During the course of the investigation, the Board of Directors, Teachers Council and Executive Leadership explored a number of financial models and collaborative arrangements that would allow ATS to remain a viable, healthy organization. We were unable to find a solution.
With deep sadness, we announce that ATS will close the doors to its Melrose, Santa Monica and San Francisco centers on Sept 30, 2018. Know that the impact of losing a spiritual community has been given every possible consideration. We understand that many of you have been sangha members from the very beginning. Our commitment moving forward is to be available and be present for the grief or anger or confusion that may arise.
While we have tried to navigate this time with as much skill as we have, we know that these events are a lot and land in different ways for you. To the extent that we can be of support, we wish to be available for you. We will be holding community sessions in Los Angeles and San Francisco, and the teachers will use class time, when appropriate, to help digest all of this. Please know that we’re also part of the sangha – none of this has been easy and we’re experiencing our own forms of loss.
The refuge of Buddha, Dharma and Sangha is supported by people and places, but is never dependent on a person or a place. Though ATS is ending, the Dharma, as always, continues. The ripples and resonances of goodness and sincerity continue.
Our teachers and facilitators are actively transitioning to new offerings, groups and spaces to ensure that former ATS communities across the country are supported going forward. In Los Angeles, JoAnna Hardy has announced the formation of the Meditation Coalition, which Mary Stancavage, Cheryl Slean and some ATS facilitators will be joining. In San Francisco, Vinny Ferraro is in process looking to rent space for the Friday night class. Matthew Brensilver will remain accessible and is committed to serving the sangha in a sustained way. Nashville ATS will continue in the same location as Wild Heart Meditation Center. In Boston, Chris Crotty is committed to ensuring long-term sustainability of sangha in that city and on the east coast. We will announce more details as they come.
For the next months, Vinny Ferraro’s September weekend retreat will continue as planned, the New Years’ retreat with Cheryl Slean and Dave Smith will be held again in Malibu, and the Women’s Retreat with Mary and JoAnna will be held once again at Joshua Tree in January 2019.
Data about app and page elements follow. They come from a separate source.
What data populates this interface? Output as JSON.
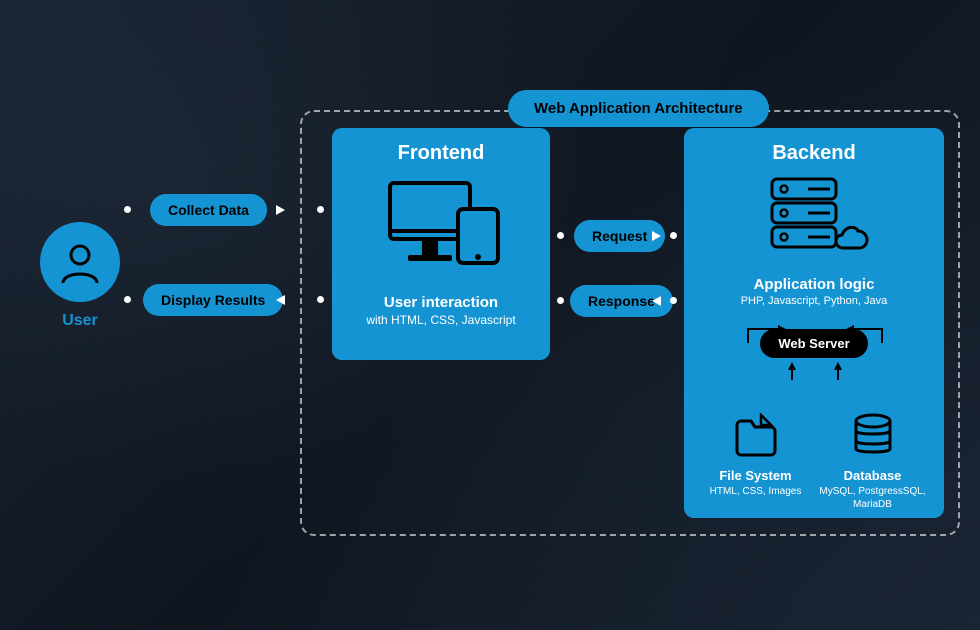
{
  "title": "Web Application Architecture",
  "user": {
    "label": "User"
  },
  "pills": {
    "collect": "Collect Data",
    "display": "Display Results",
    "request": "Request",
    "response": "Response"
  },
  "frontend": {
    "heading": "Frontend",
    "sub1": "User interaction",
    "sub2": "with HTML, CSS, Javascript"
  },
  "backend": {
    "heading": "Backend",
    "app_logic": "Application logic",
    "app_tech": "PHP, Javascript, Python, Java",
    "webserver": "Web Server",
    "filesystem": {
      "label": "File System",
      "tech": "HTML, CSS, Images"
    },
    "database": {
      "label": "Database",
      "tech": "MySQL, PostgressSQL, MariaDB"
    }
  },
  "colors": {
    "accent": "#1594d3",
    "bg": "#141d29"
  }
}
We will update you as details are finalized.
To our beloved community, we are humbled, we are heartbroken, and we grieve with you.
ATS Board of Directors
ATS Grievance Council
ATS Teachers Council